What is Leadership Coaching?

I coach people in many different types of organisations – large corporate organisations, small businesses, NFPs, government departments, primary schools, secondary schools and universities. I coach men and women at different levels of seniority managing teams of varying sizes. But the commonality is that all of the people I coach are leaders.

Leadership coaching is primarily about learning and growth. There is no structured program, as every Leadership Coaching engagement is bespoke. We will focus on your strengths and explore any shifts you might need to make to enhance performance. Through coaching you will grow your self-confidence, improve your communication and gain clarity.

Ikigai is a Japanese concept that means “a reason for being.” The word “ikigai” is usually used to indicate the source of value in one’s life or the things that make one’s life worthwhile.

A colleague recently wrote a great piece about Leadership Coaching and the role of a leadership coach is beautifully summarised in these four paragraphs:

When a leader has all the technical excellence, knowledge and resources to achieve a desired outcome, but is unable to make the difference they need or want in the space they work, more training is often not the answer. Leaders need something much more personal and involved: leadership coaching.

Leadership coaching is “tailored to the individual”, or rather, a bespoke development process for leaders that is achieved in partnership with a coach. The coach’s role is that of ally who, from the outset, believes that the leader has unlimited potential to achieve the goal or outcome that they have set for themselves.

The coach’s role is to help remove the obstacles that stand in the way of the leader attaining their goals. This is achieved through careful questioning and deep listening. The coach steps into the world of the coachee while maintaining a careful distance of objectivity, whereby they can gradually help the leader work through whatever is in the way of achieving the objective (either mental or emotional hurdles, such as beliefs, habits or fears). Through a process of inviting introspection and self-reflection, the coach helps the coachee clear a path for success.

Coaches don’t solve problems for the coachees, as the coachees are the experts in their own lives.
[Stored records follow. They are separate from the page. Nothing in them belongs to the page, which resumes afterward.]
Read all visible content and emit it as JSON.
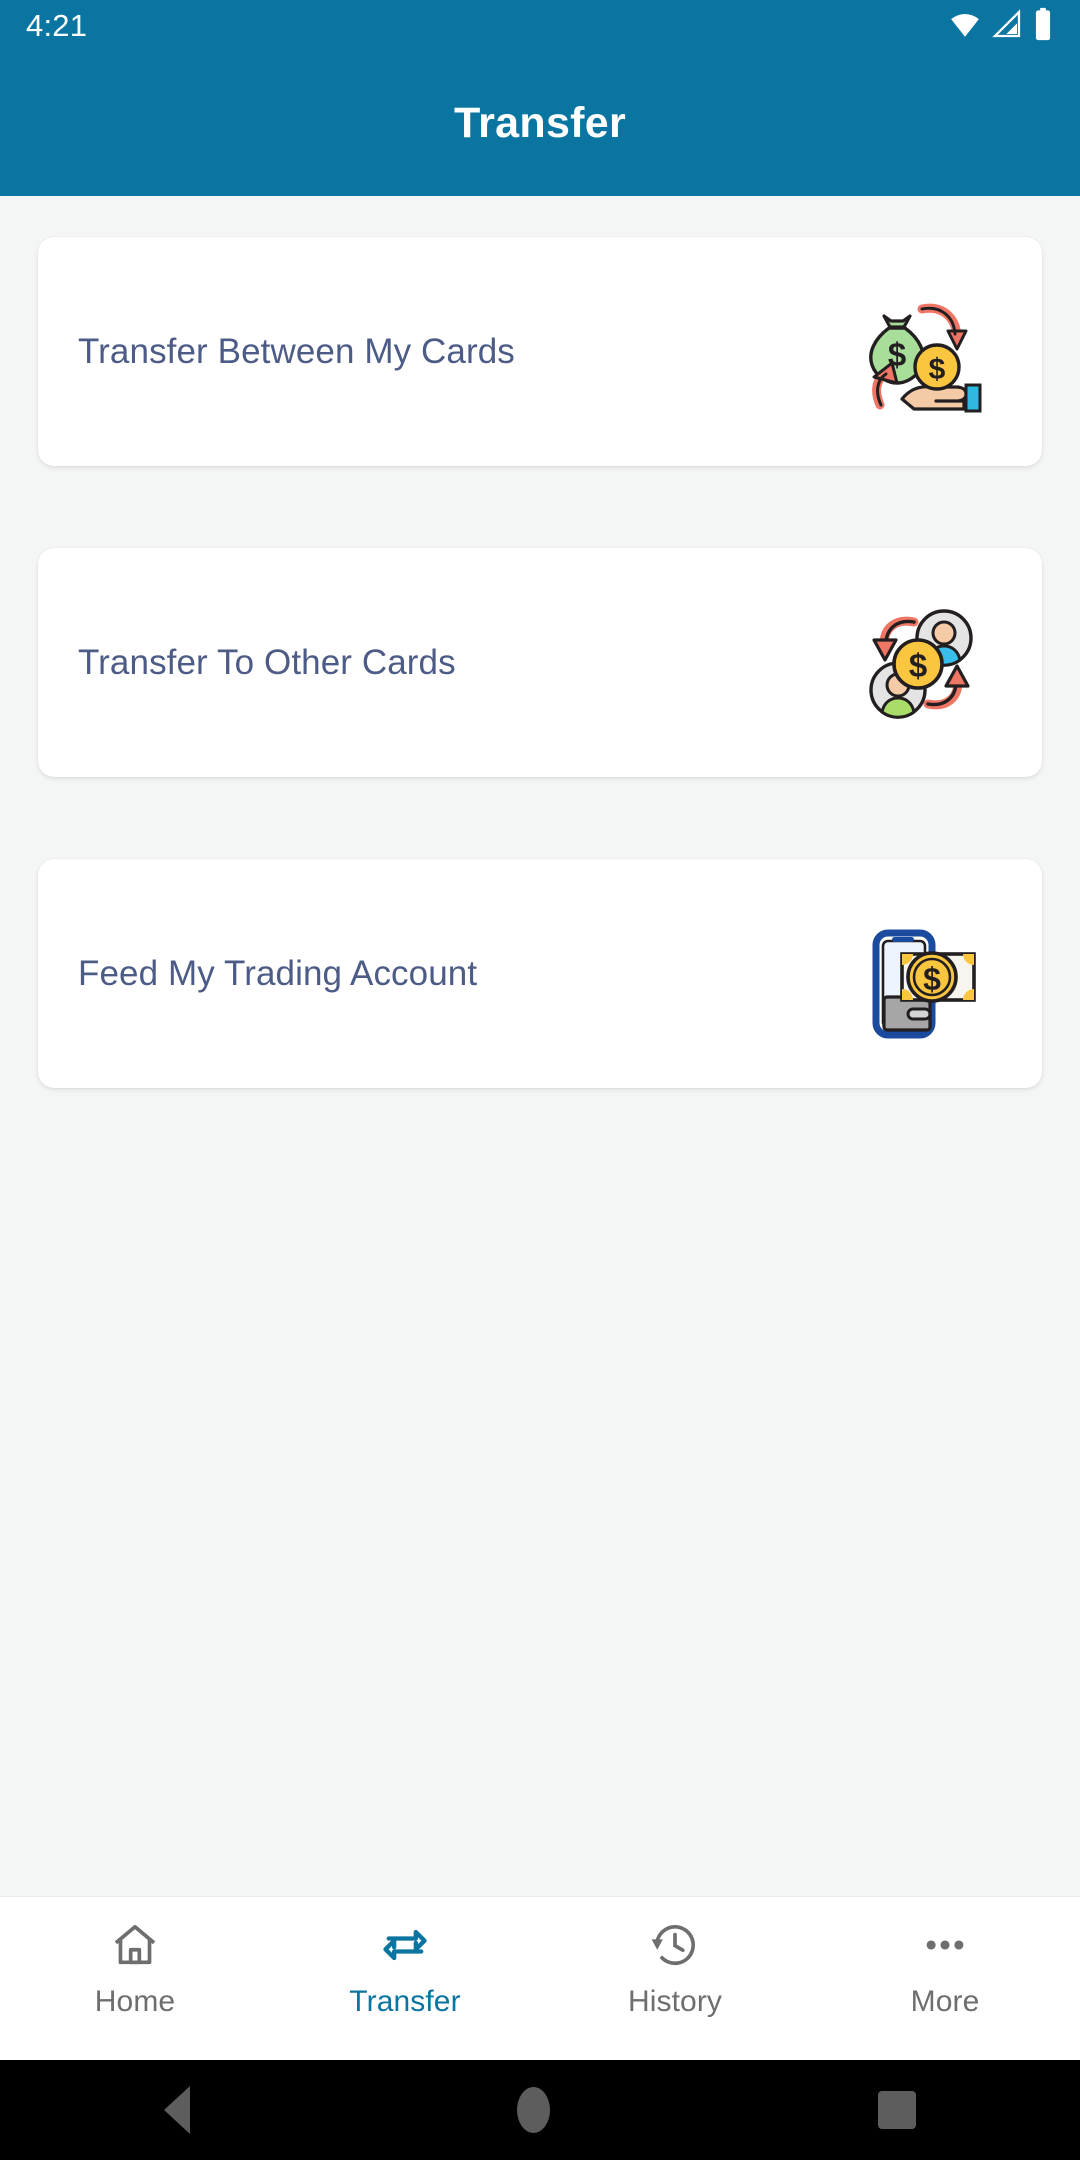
{
  "status_bar": {
    "time": "4:21",
    "icons": [
      "wifi-icon",
      "cellular-signal-icon",
      "battery-icon"
    ]
  },
  "header": {
    "title": "Transfer",
    "background_color": "#0a75a0",
    "title_color": "#ffffff"
  },
  "content": {
    "background_color": "#f4f5f5",
    "cards": [
      {
        "label": "Transfer Between My Cards",
        "icon": "money-bag-to-hand-coin-icon",
        "label_color": "#4d5c86"
      },
      {
        "label": "Transfer To Other Cards",
        "icon": "people-exchange-coin-icon",
        "label_color": "#4d5c86"
      },
      {
        "label": "Feed My Trading Account",
        "icon": "phone-wallet-banknote-coin-icon",
        "label_color": "#4d5c86"
      }
    ]
  },
  "bottom_nav": {
    "active_color": "#0a75a0",
    "inactive_color": "#6e6e6e",
    "items": [
      {
        "label": "Home",
        "icon": "home-icon",
        "active": false
      },
      {
        "label": "Transfer",
        "icon": "transfer-icon",
        "active": true
      },
      {
        "label": "History",
        "icon": "history-icon",
        "active": false
      },
      {
        "label": "More",
        "icon": "more-icon",
        "active": false
      }
    ]
  },
  "android_nav": {
    "buttons": [
      "back-button",
      "home-button",
      "recents-button"
    ]
  }
}
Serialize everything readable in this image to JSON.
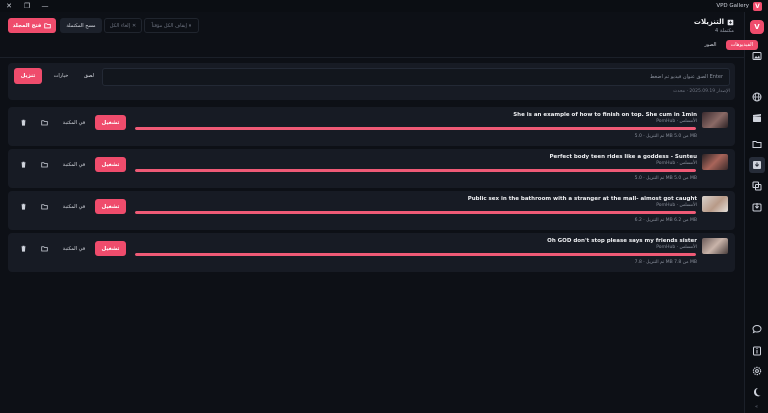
{
  "window": {
    "title": "VPD Gallery",
    "logo_letter": "V"
  },
  "sidebar": {
    "logo_letter": "V"
  },
  "header": {
    "title": "التنزيلات",
    "subtitle": "4 مكتملة",
    "open_folder_label": "فتح المجلد",
    "clear_completed_label": "مسح المكتملة",
    "cancel_all_label": "إلغاء الكل",
    "pause_all_label": "إيقاف الكل مؤقتاً"
  },
  "tabs": [
    {
      "label": "الفيديوهات",
      "active": true
    },
    {
      "label": "الصور",
      "active": false
    }
  ],
  "url_input": {
    "placeholder": "ألصق عنوان فيديو ثم اضغط Enter",
    "hint": "الإصدار 2025.09.19 · محدث",
    "download_label": "تنزيل",
    "options_label": "خيارات",
    "paste_label": "لصق"
  },
  "downloads": [
    {
      "title": "She is an example of how to finish on top. She cum in 1min",
      "source": "PornHub · الأمسلس",
      "status": "تم التنزيل · 5.0 MB من 5.0 MB",
      "progress": 1.0,
      "play_label": "تشغيل",
      "library_label": "في المكتبة"
    },
    {
      "title": "Perfect body teen rides like a goddess - Sunteu",
      "source": "PornHub · الأمسلس",
      "status": "تم التنزيل · 5.0 MB من 5.0 MB",
      "progress": 1.0,
      "play_label": "تشغيل",
      "library_label": "في المكتبة"
    },
    {
      "title": "Public sex in the bathroom with a stranger at the mall- almost got caught",
      "source": "PornHub · الأمسلس",
      "status": "تم التنزيل · 6.2 MB من 6.2 MB",
      "progress": 1.0,
      "play_label": "تشغيل",
      "library_label": "في المكتبة"
    },
    {
      "title": "Oh GOD don't stop please says my friends sister",
      "source": "PornHub · الأمسلس",
      "status": "تم التنزيل · 7.8 MB من 7.8 MB",
      "progress": 1.0,
      "play_label": "تشغيل",
      "library_label": "في المكتبة"
    }
  ],
  "colors": {
    "accent": "#ef4c6c",
    "panel": "#171b24",
    "background": "#0d1016"
  }
}
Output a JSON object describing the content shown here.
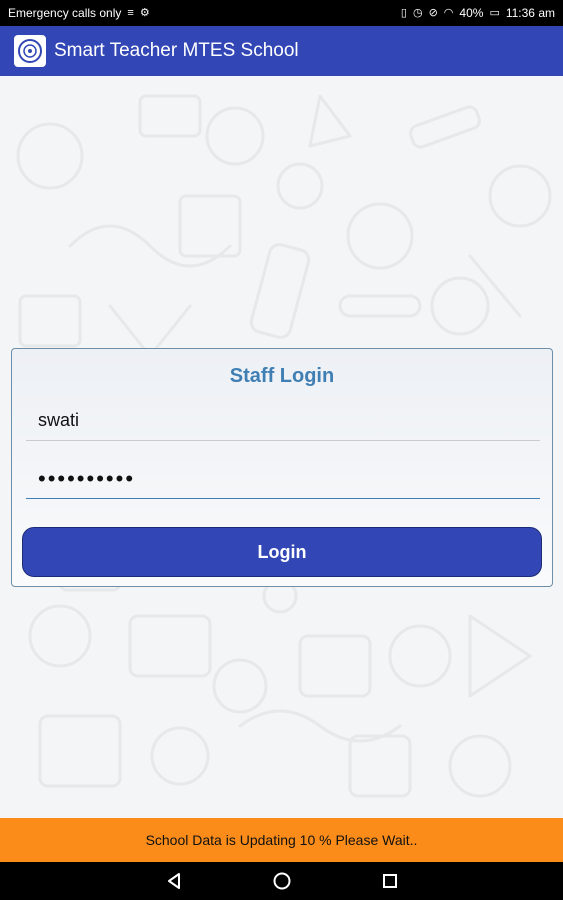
{
  "status_bar": {
    "left_text": "Emergency calls only",
    "battery": "40%",
    "time": "11:36 am"
  },
  "app": {
    "title": "Smart Teacher MTES School"
  },
  "login": {
    "title": "Staff Login",
    "username_value": "swati",
    "password_value": "••••••••••",
    "button_label": "Login"
  },
  "banner": {
    "text": "School Data is Updating 10 % Please Wait.."
  },
  "colors": {
    "primary": "#3247b5",
    "banner": "#fb8c1a",
    "title_blue": "#3f7fb4"
  },
  "icons": {
    "nav": [
      "back-icon",
      "home-icon",
      "recents-icon"
    ]
  }
}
Rather, the coach helps clarify and crystalize the goal, and aids the individual in finding their solution and committing to the action that will move the goal forward. The coach also follows up to see that it is achieved, and if not, invites more discourse and learning on this issue.